The event, themed ‘The CIO of the Future’, attracted decision-makers from across the private sector. 

Delegates agreed that digital transformation has forced CIOs to reevaluate their role within the business and cement their place at the boardroom table. Traditionally, CIOs focused mainly on ERP systems, datacentre and ICT infrastructure management, and generally ‘keeping the lights on’ in business. This has now changed, and the trend is to unify business and IT responsibilities, with the CIO at the helm.

Sasol Group CIO Lungile Mginqi said the role of the CIO has had to change and keep up with the pace of transformation of the IT landscape. He said the well-rounded CIO of the future must do a lot more than just understand technology, they must be able to apply it to business rationale.

“It is not just about being visionary, influential and being good with your technical understanding of IT, it is about contributing to the company’s bottom line – it is about moving back-office support to the front office. IT executives must be seen as essential to business – from digitalisations a few years back to generative AI today, we need to build new ways of thinking about how to assimilate and prevail in such an accelerated rate of change.”

He said the role of the CIO is to enable enterprise, safeguard against cyber threats and facilitate best practice. It is also to set policy, standards across IT, enable digital and data landscape to deliver shared outcomes.

Bramley Maetsa, head of delivery enablement at Sasol, outlined the company’s approach to generative AI. He said Sasol is currently focused on phase one, which is to identify quick win use cases, draft the comoany policy or operating model, explore tools, and consistently deliver communications to stakeholders. This will be done alongside preparations for phase two, involving business-led use cases, in Q2 of the 2024 financial year.

Sasol plans to establish a group of ‘enthusiasts’ to eventually form the AI Centre of Excellence that will morph the two phases of the GenAI approach.

Pivot to adapt

Dr Sylvia Sathekge, partner and CIO, SNG Grant Thornton.
Dr Sylvia Sathekge, partner and CIO, SNG Grant Thornton.

BCX chief sales officer Siyabulela Mphahlwa said CIOs now have a seat at the boardroom table, but are expected to lead the organisation in terms of innovation.

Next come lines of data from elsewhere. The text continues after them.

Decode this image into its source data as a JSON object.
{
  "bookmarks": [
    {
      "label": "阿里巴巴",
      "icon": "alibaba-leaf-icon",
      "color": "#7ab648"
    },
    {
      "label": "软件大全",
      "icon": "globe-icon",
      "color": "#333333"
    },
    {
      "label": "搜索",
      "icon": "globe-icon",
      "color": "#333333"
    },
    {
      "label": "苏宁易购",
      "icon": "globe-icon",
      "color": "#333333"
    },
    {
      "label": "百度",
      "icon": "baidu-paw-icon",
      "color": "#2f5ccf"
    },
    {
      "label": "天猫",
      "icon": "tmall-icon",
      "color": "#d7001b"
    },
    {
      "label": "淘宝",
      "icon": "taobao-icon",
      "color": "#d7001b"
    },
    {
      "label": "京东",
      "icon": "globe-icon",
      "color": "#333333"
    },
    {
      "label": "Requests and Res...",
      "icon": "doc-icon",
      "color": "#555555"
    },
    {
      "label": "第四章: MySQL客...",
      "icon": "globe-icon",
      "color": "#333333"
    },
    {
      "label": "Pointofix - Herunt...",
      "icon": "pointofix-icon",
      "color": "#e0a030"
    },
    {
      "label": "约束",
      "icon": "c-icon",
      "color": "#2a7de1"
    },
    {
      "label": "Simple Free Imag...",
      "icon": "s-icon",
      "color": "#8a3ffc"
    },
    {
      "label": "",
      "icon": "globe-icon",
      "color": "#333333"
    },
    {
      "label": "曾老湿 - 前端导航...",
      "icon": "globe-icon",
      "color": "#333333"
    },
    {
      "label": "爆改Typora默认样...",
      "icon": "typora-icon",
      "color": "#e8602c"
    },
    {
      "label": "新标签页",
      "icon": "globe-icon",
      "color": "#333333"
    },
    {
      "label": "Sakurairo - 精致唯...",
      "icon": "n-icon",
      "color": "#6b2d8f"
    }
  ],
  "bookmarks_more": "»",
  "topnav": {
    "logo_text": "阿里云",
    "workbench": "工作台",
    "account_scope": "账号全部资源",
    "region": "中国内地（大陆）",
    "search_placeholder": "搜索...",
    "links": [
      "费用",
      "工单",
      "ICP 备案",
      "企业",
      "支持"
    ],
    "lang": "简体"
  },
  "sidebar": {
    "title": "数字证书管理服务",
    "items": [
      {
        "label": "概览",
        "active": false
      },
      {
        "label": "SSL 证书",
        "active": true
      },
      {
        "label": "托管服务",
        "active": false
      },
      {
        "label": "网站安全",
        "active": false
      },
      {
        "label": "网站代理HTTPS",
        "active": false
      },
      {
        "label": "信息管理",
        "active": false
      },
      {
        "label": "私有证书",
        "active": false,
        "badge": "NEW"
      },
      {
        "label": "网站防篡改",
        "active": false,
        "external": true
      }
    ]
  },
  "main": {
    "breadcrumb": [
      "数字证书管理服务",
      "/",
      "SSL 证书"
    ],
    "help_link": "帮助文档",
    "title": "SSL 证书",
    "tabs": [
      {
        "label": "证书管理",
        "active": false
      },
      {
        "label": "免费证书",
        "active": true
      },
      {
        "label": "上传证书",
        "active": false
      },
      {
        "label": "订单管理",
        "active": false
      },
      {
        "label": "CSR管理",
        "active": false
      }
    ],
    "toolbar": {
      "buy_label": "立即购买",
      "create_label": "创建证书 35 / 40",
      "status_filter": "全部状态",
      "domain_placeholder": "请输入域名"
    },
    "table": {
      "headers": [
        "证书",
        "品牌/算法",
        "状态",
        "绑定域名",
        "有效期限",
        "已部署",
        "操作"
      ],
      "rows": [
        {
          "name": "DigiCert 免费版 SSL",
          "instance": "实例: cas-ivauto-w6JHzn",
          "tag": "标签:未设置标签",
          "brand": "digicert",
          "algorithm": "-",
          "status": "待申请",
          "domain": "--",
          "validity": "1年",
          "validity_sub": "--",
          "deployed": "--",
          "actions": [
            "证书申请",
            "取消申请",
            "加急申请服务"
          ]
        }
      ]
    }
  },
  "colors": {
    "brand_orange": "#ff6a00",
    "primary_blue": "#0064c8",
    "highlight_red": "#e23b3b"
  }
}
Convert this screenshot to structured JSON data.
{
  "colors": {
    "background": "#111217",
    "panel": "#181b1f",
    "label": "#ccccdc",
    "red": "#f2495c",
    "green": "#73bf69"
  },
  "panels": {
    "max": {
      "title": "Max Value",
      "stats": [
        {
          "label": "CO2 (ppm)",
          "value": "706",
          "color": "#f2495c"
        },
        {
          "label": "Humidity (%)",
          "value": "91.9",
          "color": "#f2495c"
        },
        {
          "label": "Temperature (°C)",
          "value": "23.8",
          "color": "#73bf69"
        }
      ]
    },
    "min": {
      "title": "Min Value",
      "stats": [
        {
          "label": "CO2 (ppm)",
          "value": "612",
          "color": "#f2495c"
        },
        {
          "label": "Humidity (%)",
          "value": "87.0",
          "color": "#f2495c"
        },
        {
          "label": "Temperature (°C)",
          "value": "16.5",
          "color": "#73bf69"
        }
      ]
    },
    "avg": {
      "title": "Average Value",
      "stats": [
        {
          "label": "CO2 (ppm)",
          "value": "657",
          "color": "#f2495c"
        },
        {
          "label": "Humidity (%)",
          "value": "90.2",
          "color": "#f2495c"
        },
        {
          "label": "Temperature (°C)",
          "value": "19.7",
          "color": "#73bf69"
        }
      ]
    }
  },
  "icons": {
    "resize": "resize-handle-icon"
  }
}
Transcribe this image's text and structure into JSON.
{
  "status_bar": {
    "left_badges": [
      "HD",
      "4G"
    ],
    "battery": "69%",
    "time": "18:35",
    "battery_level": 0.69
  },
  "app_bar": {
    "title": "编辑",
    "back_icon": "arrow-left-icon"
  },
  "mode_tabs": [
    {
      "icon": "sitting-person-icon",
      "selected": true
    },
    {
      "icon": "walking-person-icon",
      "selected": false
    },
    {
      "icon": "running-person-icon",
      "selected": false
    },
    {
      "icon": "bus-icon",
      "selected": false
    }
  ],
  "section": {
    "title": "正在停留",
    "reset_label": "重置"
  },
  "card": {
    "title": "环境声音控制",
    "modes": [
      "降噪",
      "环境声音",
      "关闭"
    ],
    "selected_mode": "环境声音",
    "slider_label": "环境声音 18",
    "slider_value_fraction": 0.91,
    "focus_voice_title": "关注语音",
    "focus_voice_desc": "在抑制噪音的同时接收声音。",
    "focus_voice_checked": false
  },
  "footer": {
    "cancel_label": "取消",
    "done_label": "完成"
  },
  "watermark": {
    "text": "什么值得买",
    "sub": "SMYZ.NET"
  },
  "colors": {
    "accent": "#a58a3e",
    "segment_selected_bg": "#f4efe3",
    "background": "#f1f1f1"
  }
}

The ability to pivot was a recuring theme that dominated discussion at the event. CIOs of the future must drive change in the adoption of new technology. They are also expected to identify new revenue streams and integrate risk from a cyber perspective.

Dr Sylvia Sathekge, partner and CIO, SNG Grant Thornton, said the term CIO should stand for ‘chief indefatigable officer’, to demonstrate the CIO is a tireless agent of change working to achieve equilibrium between technology, processes, and people in an organisation.

The term CIO should stand for ‘chief indefatigable officer'.

Dr Sylvia Sathekge, SNG Grant Thornton.

According to Sathekge, the CIO must be a commander to have a vision and determine policies, a communicator and a collaborator across the organisation, and a co-creator, and in so doing avoid being the enemy of innovation.

“The CIO of the future must bring resources together and protect the camp they are in, (they cannot) have excessive policies or frameworks that impact innovation. CIOs must navigate turning points, diversify knowledge, listen, and learn from peers in the industry and in other sectors, and prepare for unknowns. They must adequately respond to change.”

The event wrapped up with a panel discussion that featured Tshifhiwa Ramuthaga, group CIO of  Barloworld; Mohammed Gause, CIO of Tiger Brands; Warren Hero, CIO of Webber Wentzel; and Mpho Matsitse, executive business & digital advisory, BCX.

The discussion concluded that technology should not be seen as a panacea for all business challenges, and while there are costs to proactive delivery on performance expectations, doing nothing will ultimately cost more.